Your answer must be the full set of entries, reproduced exactly.

Data extracts START

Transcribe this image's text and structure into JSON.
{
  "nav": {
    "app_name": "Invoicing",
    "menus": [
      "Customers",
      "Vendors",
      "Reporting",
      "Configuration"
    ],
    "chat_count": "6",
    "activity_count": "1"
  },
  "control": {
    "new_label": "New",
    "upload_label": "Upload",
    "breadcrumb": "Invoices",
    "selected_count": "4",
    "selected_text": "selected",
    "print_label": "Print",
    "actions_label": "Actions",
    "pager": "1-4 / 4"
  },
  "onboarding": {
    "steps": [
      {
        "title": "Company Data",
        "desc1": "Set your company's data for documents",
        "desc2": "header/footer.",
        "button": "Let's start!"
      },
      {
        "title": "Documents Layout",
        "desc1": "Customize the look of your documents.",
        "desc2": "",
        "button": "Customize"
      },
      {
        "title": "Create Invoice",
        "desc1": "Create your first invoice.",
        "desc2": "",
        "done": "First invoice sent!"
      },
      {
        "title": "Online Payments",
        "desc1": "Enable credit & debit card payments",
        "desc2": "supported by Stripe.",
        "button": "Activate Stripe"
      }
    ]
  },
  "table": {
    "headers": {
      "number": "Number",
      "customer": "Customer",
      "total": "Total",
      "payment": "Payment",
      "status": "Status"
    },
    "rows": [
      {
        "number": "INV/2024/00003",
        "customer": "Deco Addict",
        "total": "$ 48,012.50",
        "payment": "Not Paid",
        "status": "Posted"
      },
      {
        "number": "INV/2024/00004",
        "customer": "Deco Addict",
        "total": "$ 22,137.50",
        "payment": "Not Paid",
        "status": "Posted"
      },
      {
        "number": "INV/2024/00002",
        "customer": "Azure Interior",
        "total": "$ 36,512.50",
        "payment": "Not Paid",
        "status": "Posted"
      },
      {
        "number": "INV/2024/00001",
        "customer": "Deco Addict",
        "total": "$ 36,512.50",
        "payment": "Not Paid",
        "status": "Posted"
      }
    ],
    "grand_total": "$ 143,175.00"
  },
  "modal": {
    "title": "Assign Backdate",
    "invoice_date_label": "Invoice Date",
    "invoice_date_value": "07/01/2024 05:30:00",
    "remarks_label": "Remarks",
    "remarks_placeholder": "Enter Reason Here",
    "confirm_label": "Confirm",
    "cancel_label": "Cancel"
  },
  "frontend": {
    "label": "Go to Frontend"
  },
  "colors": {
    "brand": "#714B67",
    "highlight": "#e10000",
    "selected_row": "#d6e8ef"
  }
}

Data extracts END

Response:
Transcribe this image's text and structure into JSON.
{
  "nav": {
    "app_name": "Invoicing",
    "menus": [
      "Customers",
      "Vendors",
      "Reporting",
      "Configuration"
    ],
    "chat_count": "6",
    "activity_count": "1"
  },
  "control": {
    "new_label": "New",
    "upload_label": "Upload",
    "breadcrumb": "Invoices",
    "selected_count": "4",
    "selected_text": "selected",
    "print_label": "Print",
    "actions_label": "Actions",
    "pager": "1-4 / 4"
  },
  "onboarding": {
    "steps": [
      {
        "title": "Company Data",
        "desc1": "Set your company's data for documents",
        "desc2": "header/footer.",
        "button": "Let's start!"
      },
      {
        "title": "Documents Layout",
        "desc1": "Customize the look of your documents.",
        "desc2": "",
        "button": "Customize"
      },
      {
        "title": "Create Invoice",
        "desc1": "Create your first invoice.",
        "desc2": "",
        "done": "First invoice sent!"
      },
      {
        "title": "Online Payments",
        "desc1": "Enable credit & debit card payments",
        "desc2": "supported by Stripe.",
        "button": "Activate Stripe"
      }
    ]
  },
  "table": {
    "headers": {
      "number": "Number",
      "customer": "Customer",
      "total": "Total",
      "payment": "Payment",
      "status": "Status"
    },
    "rows": [
      {
        "number": "INV/2024/00003",
        "customer": "Deco Addict",
        "total": "$ 48,012.50",
        "payment": "Not Paid",
        "status": "Posted"
      },
      {
        "number": "INV/2024/00004",
        "customer": "Deco Addict",
        "total": "$ 22,137.50",
        "payment": "Not Paid",
        "status": "Posted"
      },
      {
        "number": "INV/2024/00002",
        "customer": "Azure Interior",
        "total": "$ 36,512.50",
        "payment": "Not Paid",
        "status": "Posted"
      },
      {
        "number": "INV/2024/00001",
        "customer": "Deco Addict",
        "total": "$ 36,512.50",
        "payment": "Not Paid",
        "status": "Posted"
      }
    ],
    "grand_total": "$ 143,175.00"
  },
  "modal": {
    "title": "Assign Backdate",
    "invoice_date_label": "Invoice Date",
    "invoice_date_value": "07/01/2024 05:30:00",
    "remarks_label": "Remarks",
    "remarks_placeholder": "Enter Reason Here",
    "confirm_label": "Confirm",
    "cancel_label": "Cancel"
  },
  "frontend": {
    "label": "Go to Frontend"
  },
  "colors": {
    "brand": "#714B67",
    "highlight": "#e10000",
    "selected_row": "#d6e8ef"
  }
}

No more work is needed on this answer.